Sarah Gigante (Tibco-SVB): A year on from her remarkable victory in this race, the defending champion is fitter and stronger than ever. Last year she was in the breakaway and made her move from there — she’ll probably need to do similar to win in 2020. That said, it’s hard to see her being given any latitude at all this time around, particularly after her stellar win in the elite and U23 time trial on Wednesday.
Note that, at 19 years old, Gigante is still part of the U23 ranks. It’s hard to see her not winning that classification for the second year in a row.
Gigante won Wednesday’s time trial and will be one of the favourites on Sunday.
A strong trio of FDJ riders: Mitchelton-Scott aside, FDJ Nouvelle-Aquitaine Futuroscope has the strongest team on the startlist thanks to three very compelling options. Shara Gillow has been an impressively consistent performer in this race — in the last eight years she’s only finished outside the top 10 once. Expect to see her on the move in the closing laps.
Lauren Kitchen has also been in the mix on a number of occasions (second in 2014 and 2018; fifth in 2016) but has never entirely cracked the code. She’s the team’s best shot if it comes down to a small group. And then there’s new recruit Brodie Chapman who has climbed through the ranks at impressive pace in recent years. She should be able to climb with the best, and loves getting away late. She’s one to watch for sure.
Brodie Chapman announced her arrival on the world stage with victory at the 2018 Sun Tour.
The winner is likely to be among the riders mentioned above, but nothing’s certain in bike racing — particularly on a course as dynamic as Mt. Buninyong. Here are some riders that could be an outside chance of victory.
Emily Herfoss (Roxsolt-Attaquer): Herfoss (née Roper) was one of the stars of Wednesday’s time trial, finishing in third just 10 seconds away from gold.
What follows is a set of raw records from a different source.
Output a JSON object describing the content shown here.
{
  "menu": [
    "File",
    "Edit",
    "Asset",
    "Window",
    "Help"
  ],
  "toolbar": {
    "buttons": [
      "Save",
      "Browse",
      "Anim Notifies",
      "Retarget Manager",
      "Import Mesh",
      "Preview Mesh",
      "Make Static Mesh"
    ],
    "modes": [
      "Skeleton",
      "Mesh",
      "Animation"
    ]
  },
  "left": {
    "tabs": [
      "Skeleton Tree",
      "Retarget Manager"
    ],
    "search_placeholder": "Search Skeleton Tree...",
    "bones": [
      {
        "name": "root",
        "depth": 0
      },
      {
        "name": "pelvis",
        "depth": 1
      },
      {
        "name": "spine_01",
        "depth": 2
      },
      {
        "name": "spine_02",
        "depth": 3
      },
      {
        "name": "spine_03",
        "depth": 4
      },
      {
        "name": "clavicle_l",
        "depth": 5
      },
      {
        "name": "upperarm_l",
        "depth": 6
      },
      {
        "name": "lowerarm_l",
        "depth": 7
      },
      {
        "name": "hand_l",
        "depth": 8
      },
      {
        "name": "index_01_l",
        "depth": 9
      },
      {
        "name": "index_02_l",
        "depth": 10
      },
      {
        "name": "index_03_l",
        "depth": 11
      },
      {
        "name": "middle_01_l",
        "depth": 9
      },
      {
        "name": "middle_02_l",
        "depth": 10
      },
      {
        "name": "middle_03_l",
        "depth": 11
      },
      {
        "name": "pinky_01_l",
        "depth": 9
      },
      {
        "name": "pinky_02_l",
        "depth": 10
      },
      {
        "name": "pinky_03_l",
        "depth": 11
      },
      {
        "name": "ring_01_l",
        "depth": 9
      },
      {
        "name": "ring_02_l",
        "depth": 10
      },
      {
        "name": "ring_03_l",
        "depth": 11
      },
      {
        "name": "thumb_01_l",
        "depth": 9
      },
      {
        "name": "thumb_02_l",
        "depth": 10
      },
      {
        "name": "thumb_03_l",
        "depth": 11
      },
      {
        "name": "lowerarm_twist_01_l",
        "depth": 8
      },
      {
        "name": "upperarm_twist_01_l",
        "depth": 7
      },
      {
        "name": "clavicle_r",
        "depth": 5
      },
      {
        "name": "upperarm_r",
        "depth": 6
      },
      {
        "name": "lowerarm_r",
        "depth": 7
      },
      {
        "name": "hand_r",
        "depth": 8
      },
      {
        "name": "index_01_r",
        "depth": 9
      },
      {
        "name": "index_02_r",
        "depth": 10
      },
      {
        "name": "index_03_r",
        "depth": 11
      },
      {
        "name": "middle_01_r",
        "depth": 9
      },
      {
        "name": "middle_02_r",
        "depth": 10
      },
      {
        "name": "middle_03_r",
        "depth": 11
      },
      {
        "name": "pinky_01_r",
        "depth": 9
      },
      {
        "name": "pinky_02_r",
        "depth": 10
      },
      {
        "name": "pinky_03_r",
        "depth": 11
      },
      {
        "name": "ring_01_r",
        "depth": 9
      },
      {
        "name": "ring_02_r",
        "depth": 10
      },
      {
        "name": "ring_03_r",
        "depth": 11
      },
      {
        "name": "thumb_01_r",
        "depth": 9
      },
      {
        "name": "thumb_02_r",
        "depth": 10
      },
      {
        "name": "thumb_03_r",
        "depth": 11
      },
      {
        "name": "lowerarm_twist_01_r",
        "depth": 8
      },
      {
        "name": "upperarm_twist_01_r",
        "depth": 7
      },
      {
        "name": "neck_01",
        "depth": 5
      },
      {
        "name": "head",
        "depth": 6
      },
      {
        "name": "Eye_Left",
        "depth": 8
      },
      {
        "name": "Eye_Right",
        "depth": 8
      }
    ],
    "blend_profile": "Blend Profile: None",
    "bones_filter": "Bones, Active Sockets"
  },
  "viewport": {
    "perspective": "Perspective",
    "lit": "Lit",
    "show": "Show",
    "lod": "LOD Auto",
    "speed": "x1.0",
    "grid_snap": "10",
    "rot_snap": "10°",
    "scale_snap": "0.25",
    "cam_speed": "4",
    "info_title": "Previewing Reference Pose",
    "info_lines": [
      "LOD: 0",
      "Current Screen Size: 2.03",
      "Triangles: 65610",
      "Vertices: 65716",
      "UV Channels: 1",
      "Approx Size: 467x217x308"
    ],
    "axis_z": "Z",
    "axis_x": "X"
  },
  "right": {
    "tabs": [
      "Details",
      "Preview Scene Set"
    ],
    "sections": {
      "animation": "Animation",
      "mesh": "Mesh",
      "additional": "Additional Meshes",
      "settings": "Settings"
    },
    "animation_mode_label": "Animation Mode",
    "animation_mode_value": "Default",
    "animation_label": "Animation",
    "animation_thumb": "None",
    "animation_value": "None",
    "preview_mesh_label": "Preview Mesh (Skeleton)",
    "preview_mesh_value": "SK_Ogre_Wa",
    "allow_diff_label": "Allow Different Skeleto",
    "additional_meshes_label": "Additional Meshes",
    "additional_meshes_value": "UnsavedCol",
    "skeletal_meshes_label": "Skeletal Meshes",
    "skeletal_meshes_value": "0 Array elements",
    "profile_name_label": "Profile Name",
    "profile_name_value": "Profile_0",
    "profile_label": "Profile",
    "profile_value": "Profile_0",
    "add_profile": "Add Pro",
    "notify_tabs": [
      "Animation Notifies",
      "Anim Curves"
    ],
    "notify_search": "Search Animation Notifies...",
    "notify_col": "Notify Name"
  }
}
The reigning National Road Series champion has improved significantly in recent years and needs to be factored in on Sunday.
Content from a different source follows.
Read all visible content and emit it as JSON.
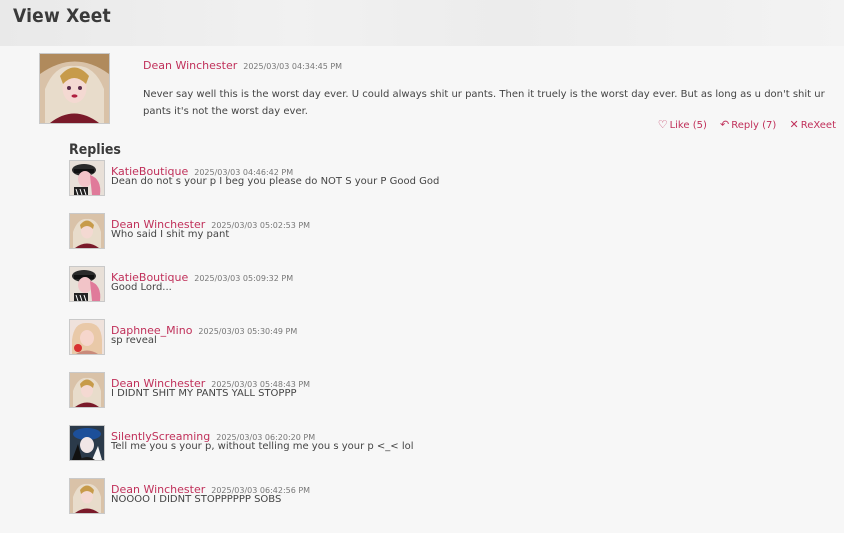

Herfoss rode a brilliant time trial on Wednesday to finish third. (Image: Con Chronis/Zac Williams)
Rachel Neylan (Casa Dorada): The 37-year-old has been on the podium three times in this race (her best being second behind Peta Mullens in 2015) but her best days are probably behind her. That said, Neylan showed at the Women’s Tour Down Under last year (third overall) that she can still be very competitive at this time of year.
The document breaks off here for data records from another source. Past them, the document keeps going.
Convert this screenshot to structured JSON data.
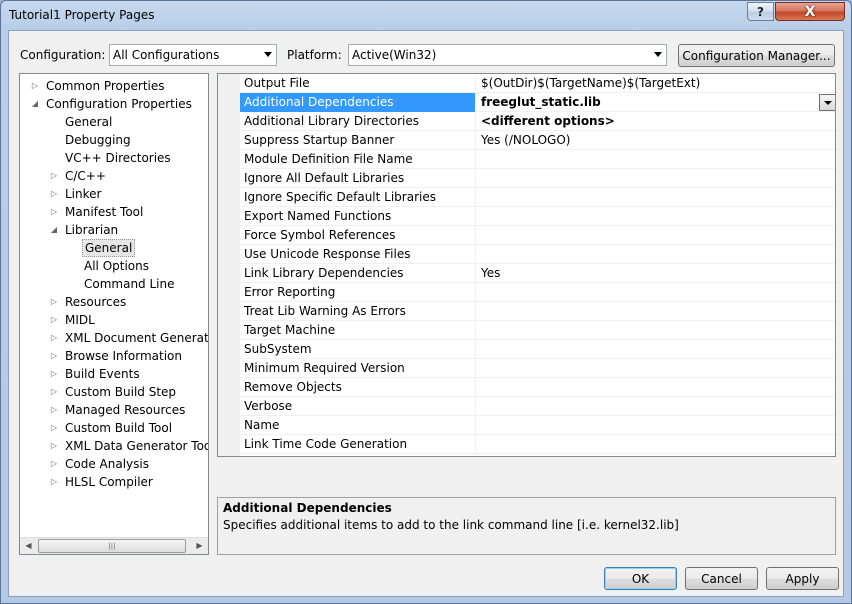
{
  "window": {
    "title": "Tutorial1 Property Pages",
    "help_label": "?",
    "close_label": "X"
  },
  "toolbar": {
    "configuration_label": "Configuration:",
    "configuration_value": "All Configurations",
    "platform_label": "Platform:",
    "platform_value": "Active(Win32)",
    "config_manager_label": "Configuration Manager..."
  },
  "tree": {
    "items": [
      {
        "label": "Common Properties",
        "twisty": "▷"
      },
      {
        "label": "Configuration Properties",
        "twisty": "◢"
      },
      {
        "label": "General",
        "twisty": ""
      },
      {
        "label": "Debugging",
        "twisty": ""
      },
      {
        "label": "VC++ Directories",
        "twisty": ""
      },
      {
        "label": "C/C++",
        "twisty": "▷"
      },
      {
        "label": "Linker",
        "twisty": "▷"
      },
      {
        "label": "Manifest Tool",
        "twisty": "▷"
      },
      {
        "label": "Librarian",
        "twisty": "◢"
      },
      {
        "label": "General",
        "twisty": ""
      },
      {
        "label": "All Options",
        "twisty": ""
      },
      {
        "label": "Command Line",
        "twisty": ""
      },
      {
        "label": "Resources",
        "twisty": "▷"
      },
      {
        "label": "MIDL",
        "twisty": "▷"
      },
      {
        "label": "XML Document Generator",
        "twisty": "▷"
      },
      {
        "label": "Browse Information",
        "twisty": "▷"
      },
      {
        "label": "Build Events",
        "twisty": "▷"
      },
      {
        "label": "Custom Build Step",
        "twisty": "▷"
      },
      {
        "label": "Managed Resources",
        "twisty": "▷"
      },
      {
        "label": "Custom Build Tool",
        "twisty": "▷"
      },
      {
        "label": "XML Data Generator Tool",
        "twisty": "▷"
      },
      {
        "label": "Code Analysis",
        "twisty": "▷"
      },
      {
        "label": "HLSL Compiler",
        "twisty": "▷"
      }
    ],
    "selected": "General (Librarian)"
  },
  "properties": {
    "rows": [
      {
        "name": "Output File",
        "value": "$(OutDir)$(TargetName)$(TargetExt)"
      },
      {
        "name": "Additional Dependencies",
        "value": "freeglut_static.lib"
      },
      {
        "name": "Additional Library Directories",
        "value": "<different options>"
      },
      {
        "name": "Suppress Startup Banner",
        "value": "Yes (/NOLOGO)"
      },
      {
        "name": "Module Definition File Name",
        "value": ""
      },
      {
        "name": "Ignore All Default Libraries",
        "value": ""
      },
      {
        "name": "Ignore Specific Default Libraries",
        "value": ""
      },
      {
        "name": "Export Named Functions",
        "value": ""
      },
      {
        "name": "Force Symbol References",
        "value": ""
      },
      {
        "name": "Use Unicode Response Files",
        "value": ""
      },
      {
        "name": "Link Library Dependencies",
        "value": "Yes"
      },
      {
        "name": "Error Reporting",
        "value": ""
      },
      {
        "name": "Treat Lib Warning As Errors",
        "value": ""
      },
      {
        "name": "Target Machine",
        "value": ""
      },
      {
        "name": "SubSystem",
        "value": ""
      },
      {
        "name": "Minimum Required Version",
        "value": ""
      },
      {
        "name": "Remove Objects",
        "value": ""
      },
      {
        "name": "Verbose",
        "value": ""
      },
      {
        "name": "Name",
        "value": ""
      },
      {
        "name": "Link Time Code Generation",
        "value": ""
      }
    ]
  },
  "description": {
    "title": "Additional Dependencies",
    "text": "Specifies additional items to add to the link command line [i.e. kernel32.lib]"
  },
  "buttons": {
    "ok": "OK",
    "cancel": "Cancel",
    "apply": "Apply"
  },
  "colors": {
    "selection": "#3399ff",
    "window_frame": "#b7cde8",
    "client_bg": "#f0f0f0"
  }
}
Ruby Roseman-Gannon: Roseman-Gannon was perhaps the revelation of the recent Bay Crits. She was strong enough to get in the winning move on both days that a breakaway decided the race, and on both occasions it took a world-class rider to beat her (Spratt and Chloe Hosking).
It mightn’t all come together for Roseman-Gannon this year, but she should still be there late in the race. At the very least she has a very good shot of ending up on the U23 podium.
Roseman-Gannon (centre, in green) was only beaten by world-class sprinter Chloe Hosking on stage 2 of the Bay Crits.
Jaime Gunning (Specialized Women’s Racing): Gunning has had an impressive rise through the ranks in recent years and is both a strong climber and time-trialist. She’s unlikely to reach the overall podium, but she could well feature on the U23 podium.
The women’s road race will be broadcast live via SBS TV, SBS On Demand and the SBS Cycling Central website from 10am (70 minutes after the start). The social media hashtag you’ll want is #RoadNats.
Of course, if you can, it’s well worth catching the race live in person, particularly from the slopes of Mt. Buninyong.
Who do you think will win on Sunday, and how? What would you like to see happen?